New Survey: As violent youth crime spirals, cash-strapped councils reveal deep concern over lack of Government funding to address the crisis.
- A respected quarterly survey found that 75 per cent of council chiefs believe they do not have enough funding to address rising violent youth crime in their communities.
- This figure rises significantly in urban areas, with 85 per cent of council chief executives, leaders and mayors stating that they do not have the resources required from Government.
- Anti-social behaviour, drug offences and gang-linked violence top the list of crimes council chiefs believe have soared in communities across the UK over the last 5 years.
- NLGN think tank states that the Government’s latest measures, including the new ‘public health duty’ and pledge of 20,000 police officers, simply do not go far enough.

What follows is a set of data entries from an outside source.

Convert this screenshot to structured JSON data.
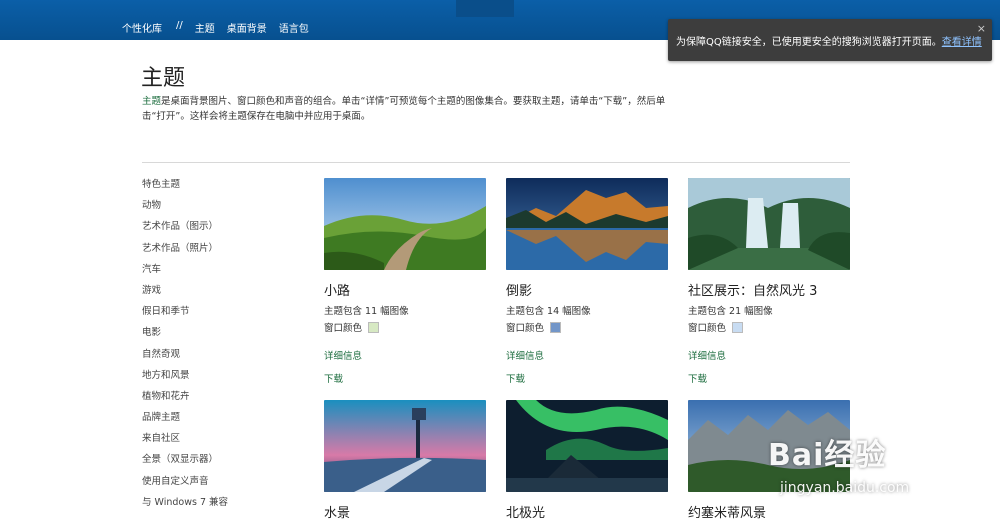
{
  "topbar": {
    "nav": [
      "个性化库",
      "//",
      "主题",
      "桌面背景",
      "语言包"
    ]
  },
  "banner": {
    "text": "为保障QQ链接安全，已使用更安全的搜狗浏览器打开页面。",
    "link": "查看详情",
    "close": "×"
  },
  "page": {
    "title": "主题",
    "intro_keyword": "主题",
    "intro_rest": "是桌面背景图片、窗口颜色和声音的组合。单击“详情”可预览每个主题的图像集合。要获取主题，请单击“下载”，然后单击“打开”。这样会将主题保存在电脑中并应用于桌面。"
  },
  "sidebar": {
    "items": [
      "特色主题",
      "动物",
      "艺术作品（图示）",
      "艺术作品（照片）",
      "汽车",
      "游戏",
      "假日和季节",
      "电影",
      "自然奇观",
      "地方和风景",
      "植物和花卉",
      "品牌主题",
      "来自社区",
      "全景（双显示器）",
      "使用自定义声音",
      "与 Windows 7 兼容"
    ]
  },
  "cards": [
    {
      "name": "小路",
      "meta": "主题包含 11 幅图像",
      "color_label": "窗口颜色",
      "swatch": "#d7e9c3",
      "details": "详细信息",
      "download": "下载"
    },
    {
      "name": "倒影",
      "meta": "主题包含 14 幅图像",
      "color_label": "窗口颜色",
      "swatch": "#7396c8",
      "details": "详细信息",
      "download": "下载"
    },
    {
      "name": "社区展示：自然风光 3",
      "meta": "主题包含 21 幅图像",
      "color_label": "窗口颜色",
      "swatch": "#c8dcf2",
      "details": "详细信息",
      "download": "下载"
    },
    {
      "name": "水景"
    },
    {
      "name": "北极光"
    },
    {
      "name": "约塞米蒂风景"
    }
  ],
  "watermark": {
    "brand": "Bai经验",
    "url": "jingyan.baidu.com"
  }
}
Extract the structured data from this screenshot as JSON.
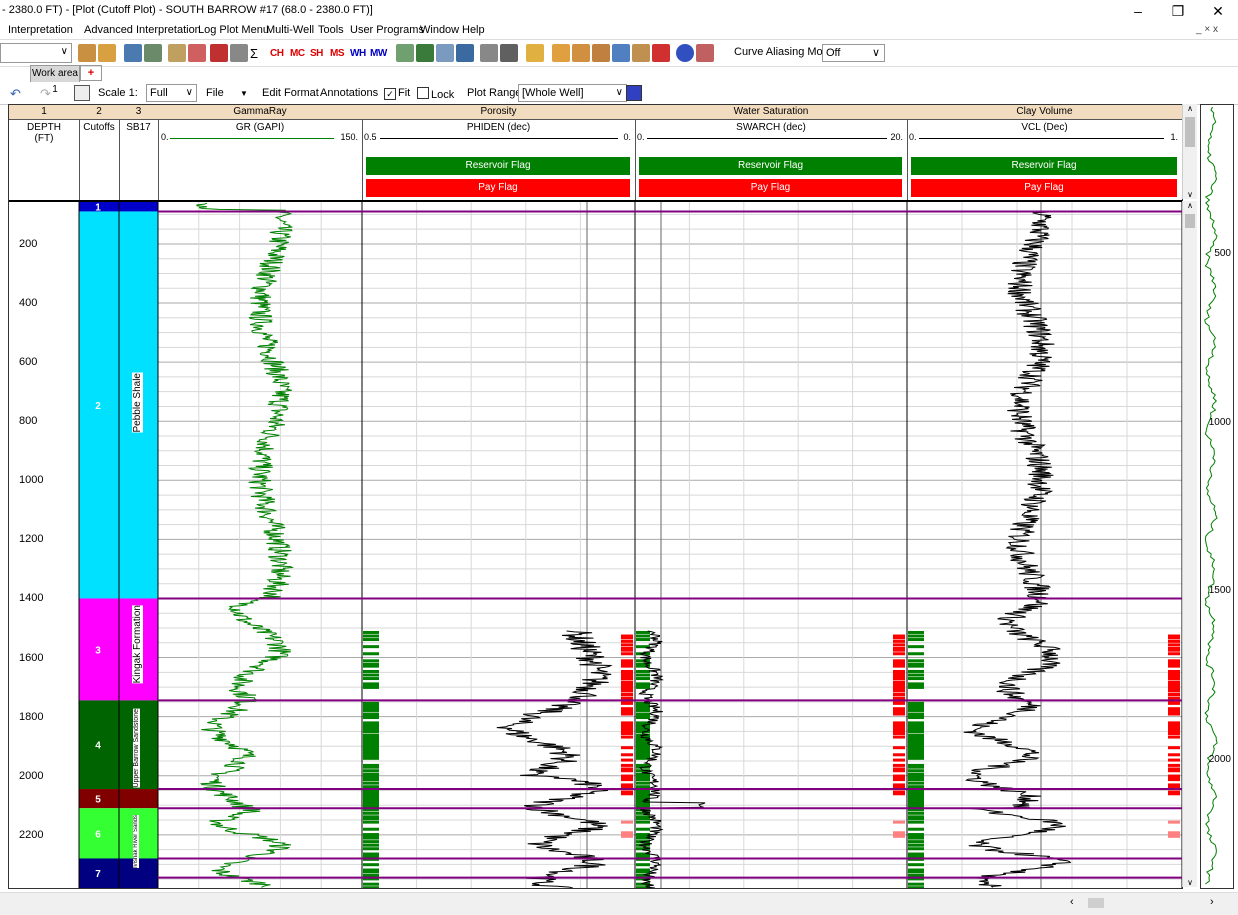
{
  "window": {
    "title": "- 2380.0 FT) - [Plot (Cutoff Plot) - SOUTH BARROW #17 (68.0 - 2380.0 FT)]",
    "minimize": "–",
    "restore": "❐",
    "close": "✕",
    "mdi_controls": "_ × x"
  },
  "menu": [
    "Interpretation",
    "Advanced Interpretation",
    "Log Plot Menu",
    "Multi-Well",
    "Tools",
    "User Programs",
    "Window",
    "Help"
  ],
  "toolbar": {
    "letter_buttons": [
      "CH",
      "MC",
      "SH",
      "MS",
      "WH",
      "MW"
    ],
    "curve_aliasing_label": "Curve Aliasing Mode :",
    "curve_aliasing_value": "Off",
    "curve_aliasing_arrow": "∨"
  },
  "tabs": {
    "work_area": "Work area 1",
    "add": "+"
  },
  "plot_toolbar": {
    "scale_label": "Scale 1:",
    "scale_value": "Full",
    "file": "File",
    "edit_format": "Edit Format",
    "annotations": "Annotations",
    "fit_label": "Fit",
    "fit_checked": "✓",
    "lock_label": "Lock",
    "plot_range_label": "Plot Range",
    "plot_range_value": "[Whole Well]"
  },
  "columns": [
    {
      "num": "1",
      "title": "DEPTH (FT)"
    },
    {
      "num": "2",
      "title": "Cutoffs"
    },
    {
      "num": "3",
      "title": "SB17"
    },
    {
      "num": "",
      "title": "GammaRay",
      "curve": "GR (GAPI)",
      "min": "0.",
      "max": "150."
    },
    {
      "num": "",
      "title": "Porosity",
      "curve": "PHIDEN (dec)",
      "min": "0.5",
      "max": "0."
    },
    {
      "num": "",
      "title": "Water Saturation",
      "curve": "SWARCH (dec)",
      "min": "0.",
      "max": "20."
    },
    {
      "num": "",
      "title": "Clay Volume",
      "curve": "VCL (Dec)",
      "min": "0.",
      "max": "1."
    }
  ],
  "flags": {
    "reservoir": "Reservoir Flag",
    "pay": "Pay Flag"
  },
  "depth_labels": [
    "200",
    "400",
    "600",
    "800",
    "1000",
    "1200",
    "1400",
    "1600",
    "1800",
    "2000",
    "2200"
  ],
  "zones": [
    {
      "id": "1",
      "color": "#0000c8"
    },
    {
      "id": "2",
      "color": "#00e0ff"
    },
    {
      "id": "3",
      "color": "#ff00ff"
    },
    {
      "id": "4",
      "color": "#006400"
    },
    {
      "id": "5",
      "color": "#800000"
    },
    {
      "id": "6",
      "color": "#33ff33"
    },
    {
      "id": "7",
      "color": "#000080"
    }
  ],
  "formations": [
    "Pebble Shale",
    "Kingak Formation",
    "Upper Barrow Sandstone",
    "Ivishak River Sands"
  ],
  "overview_labels": [
    "500",
    "1000",
    "1500",
    "2000"
  ],
  "colors": {
    "header_tan": "#f2dcbf",
    "reservoir_green": "#008000",
    "pay_red": "#ff0000",
    "gr_curve": "#008000",
    "zone_line": "#800080"
  }
}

Councils across the UK are battling an alarming funding shortfall in tackling violent youth crime according to a respected quarterly survey of all council chief executives, leaders and mayors. The NLGN Leadership Index found that 75 per cent of council chiefs believe they do not have enough funding to address violent youth offending in their communities. Focusing on predominantly urban areas (London and Metropolitan Borough councils), the figure rises even higher to 85 per cent.
This latest survey strengthens evidence that unprecedented council budget cuts in recent years have led to a sharp rise in violent youth crime across the UK. Over 60 per cent of local authority leaderships state they have witnessed an increase in violent youth offending in their communities over the last 5 years. In urban areas the figures soar to 85 per cent.
Anti-social behaviour, drug offences and gang-linked violence have topped the list of crimes council chiefs believe have risen over the last 5 years.
Based on the survey’s strong findings, NLGN think tank are arguing that the Government’s most recent measures to tackle the youth crime crisis, including a new ‘public health duty’ on public sector bodies and a commitment to 20,000 more police officers, simply do not go far enough.
Adam Lent, the Director of the New Local Government Network, said:
“Violent youth offending is at a crisis point. But preventative programmes that are required to stem violent crime are precisely the programmes councils have had to cut due to a decade of austerity.
“While there have been noteworthy measures thus far, including the Youth Endowment Fund, funding is still far from adequate. The new public health duty on violent crime, for example, does not come with any money attached.
“But money alone is not enough. For a preventative approach to work, the Government has to work with the public sector on a long-term strategy. That strategy must recognise the differing needs of different communities and must allow councils and their partners to undertake fundamental outreach work with those at risk of offending”.
The NLGN Leadership Index is a quarterly survey of council leaders, chief executives and mayors of local authorities across the UK first published in March 2018. It provided a platform for councils to express their level of confidence in delivery key services and the overall experience of the community.
Notes to editors
1. For further information, please contact Molly Jarritt, Senior External Affairs Officer at NLGN, on 07714 448036 or at email@example.com.
2. The NLGN Leadership Index survey was sent to 768 council leaders, chief executives and mayors across the UK. It was open between 9 July 2019 and 22 July 2019. This latest survey received a total of 207 complete responses, which translates to a 27 per cent response rate. Survey responses were received from all UK regions.
3. The most recent statistics on youth offending released by the Ministry of Justice show that in the year ending March 2019, 22,041 knife and offensive weapon offences were formally dealt with by the Criminal Justice System. This has increased by 34 per cent since the year ending March 2015 (16,438). Looking at offences overall – there were 43,516 knife crime offences in the 12 months ending March 2019. This is an 80 per cent increase from the low-point in the year ending March 2014, when there were 23,945 offences, and is the highest number since comparable data was compiled.
4. Key questions and responses as follows: